The effect of barring Russian banks from SWIFT is felt, as the rouble tumbles 30 percent, forcing Putin to issue a decree imposing capital controls. Russians are prohibited from transferring money or making loan payments abroad, though the central bank a day later clarifies that external debt could still be paid. Russians line up outside banks to make withdrawals.
The EU – along with the US and other allies – places a ban on transactions with the Russian Central Bank, meaning payments to Russian companies and entities cannot be sent.
March 1: A 65km-long Russian convoy amasses on the outskirts of Kyiv.
Pressure also increases on Kharkiv and Mariupol in the east, and Kherson in the south of the country. A Russian missile strikes the square in front of the Kharkiv administrative building, blowing off its roof and gutting it. Zelenskyy calls the attack “frank, undisguised terror”.
Human Rights Watch reports that Russians are using cluster bombs against civilians. Ukrainian officials also accuse Russia of targeting a television tower in Kyiv in an attack that killed five people.
The Russian invasion of Ukraine dominates the early parts of Biden’s first State of the Union address. The US president announces the country will close American airspace to Russian flights and promises that Putin will pay a “continuing price” for the war.
Zelenskyy calls on Western nations to consider imposing a no-fly zone for Russian aircraft. The US dismisses the request, with White House press secretary Jen Psaki saying the move could draw Washington into a direct conflict with Moscow.
March 2: The UN General Assembly approves a non-binding resolution condemning Russia for its invasion of Ukraine and demanding an immediate withdrawal. The resolution is supported by 141 of the assembly’s 193 members. Thirty-five member states, including China, abstain.

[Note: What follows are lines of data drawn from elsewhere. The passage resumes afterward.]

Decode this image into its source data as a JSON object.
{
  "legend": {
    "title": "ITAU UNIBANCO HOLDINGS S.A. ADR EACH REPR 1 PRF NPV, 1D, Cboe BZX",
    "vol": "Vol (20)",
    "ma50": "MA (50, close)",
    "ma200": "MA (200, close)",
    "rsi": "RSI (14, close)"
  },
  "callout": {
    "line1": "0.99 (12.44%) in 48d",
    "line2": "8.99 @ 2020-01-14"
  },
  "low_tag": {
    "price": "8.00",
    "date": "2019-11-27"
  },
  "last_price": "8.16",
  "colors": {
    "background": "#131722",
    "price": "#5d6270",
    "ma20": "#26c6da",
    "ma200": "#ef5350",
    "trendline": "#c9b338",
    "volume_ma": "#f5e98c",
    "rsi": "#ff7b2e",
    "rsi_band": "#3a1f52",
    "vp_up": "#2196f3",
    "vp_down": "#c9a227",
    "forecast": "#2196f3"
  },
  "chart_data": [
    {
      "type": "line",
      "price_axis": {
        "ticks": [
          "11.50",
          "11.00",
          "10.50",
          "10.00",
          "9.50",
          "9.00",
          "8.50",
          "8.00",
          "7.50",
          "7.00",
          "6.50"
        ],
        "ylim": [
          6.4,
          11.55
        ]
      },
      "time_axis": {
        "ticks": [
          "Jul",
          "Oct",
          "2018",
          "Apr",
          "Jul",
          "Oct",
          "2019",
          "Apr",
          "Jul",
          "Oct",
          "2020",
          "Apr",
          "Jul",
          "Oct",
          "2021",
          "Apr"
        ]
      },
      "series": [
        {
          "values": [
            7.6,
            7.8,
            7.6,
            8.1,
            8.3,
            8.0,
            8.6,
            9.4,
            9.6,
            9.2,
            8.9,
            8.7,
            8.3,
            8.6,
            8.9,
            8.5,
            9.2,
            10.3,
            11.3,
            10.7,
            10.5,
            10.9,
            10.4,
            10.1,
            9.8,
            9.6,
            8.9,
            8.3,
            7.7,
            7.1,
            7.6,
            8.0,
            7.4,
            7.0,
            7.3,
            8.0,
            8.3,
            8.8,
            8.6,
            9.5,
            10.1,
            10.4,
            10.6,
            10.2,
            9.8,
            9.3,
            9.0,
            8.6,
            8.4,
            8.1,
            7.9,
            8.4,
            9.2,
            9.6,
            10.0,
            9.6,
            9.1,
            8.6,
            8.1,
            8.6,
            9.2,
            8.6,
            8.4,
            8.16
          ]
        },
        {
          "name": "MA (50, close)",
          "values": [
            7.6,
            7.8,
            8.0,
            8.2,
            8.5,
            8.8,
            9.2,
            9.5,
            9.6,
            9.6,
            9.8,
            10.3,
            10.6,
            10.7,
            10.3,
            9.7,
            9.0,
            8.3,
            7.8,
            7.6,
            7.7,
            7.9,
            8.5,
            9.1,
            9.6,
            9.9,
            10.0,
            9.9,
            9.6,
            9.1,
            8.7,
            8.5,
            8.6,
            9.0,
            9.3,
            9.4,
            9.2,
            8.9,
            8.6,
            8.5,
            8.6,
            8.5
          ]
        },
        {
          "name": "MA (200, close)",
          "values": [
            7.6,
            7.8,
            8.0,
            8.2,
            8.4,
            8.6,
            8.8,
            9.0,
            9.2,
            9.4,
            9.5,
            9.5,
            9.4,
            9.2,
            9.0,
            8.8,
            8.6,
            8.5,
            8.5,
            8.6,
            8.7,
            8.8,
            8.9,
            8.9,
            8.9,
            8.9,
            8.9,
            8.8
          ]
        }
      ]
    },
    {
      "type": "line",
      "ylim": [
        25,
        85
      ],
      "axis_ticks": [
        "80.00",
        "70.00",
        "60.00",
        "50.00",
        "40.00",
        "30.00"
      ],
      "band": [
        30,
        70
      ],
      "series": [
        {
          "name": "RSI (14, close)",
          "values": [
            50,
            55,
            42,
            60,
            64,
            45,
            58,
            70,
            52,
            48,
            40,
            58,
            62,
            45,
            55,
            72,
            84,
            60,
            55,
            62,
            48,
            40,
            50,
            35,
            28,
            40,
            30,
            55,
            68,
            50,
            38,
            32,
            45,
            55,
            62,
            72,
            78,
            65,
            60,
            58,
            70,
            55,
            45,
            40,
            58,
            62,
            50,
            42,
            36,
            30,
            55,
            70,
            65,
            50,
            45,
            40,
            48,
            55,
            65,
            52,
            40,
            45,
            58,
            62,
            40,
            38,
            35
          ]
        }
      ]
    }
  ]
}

Russia claims its forces have captured Kherson, in southern Ukraine. Local authorities deny the city has fallen, but say Russian troops have encircled it.
Russia’s negotiator says a second round of talks will take place on Thursday, but Ukraine casts doubt on the plan. The UN says more than 870,000 people have fled Ukraine since the invasion began.
The US announces the creation of a new task force – dubbed “KleptoCapture” – aimed at holding Russian oligarchs accountable and ensuring that a series of US sanctions imposed over Russia’s invasion of Ukraine are being enforced.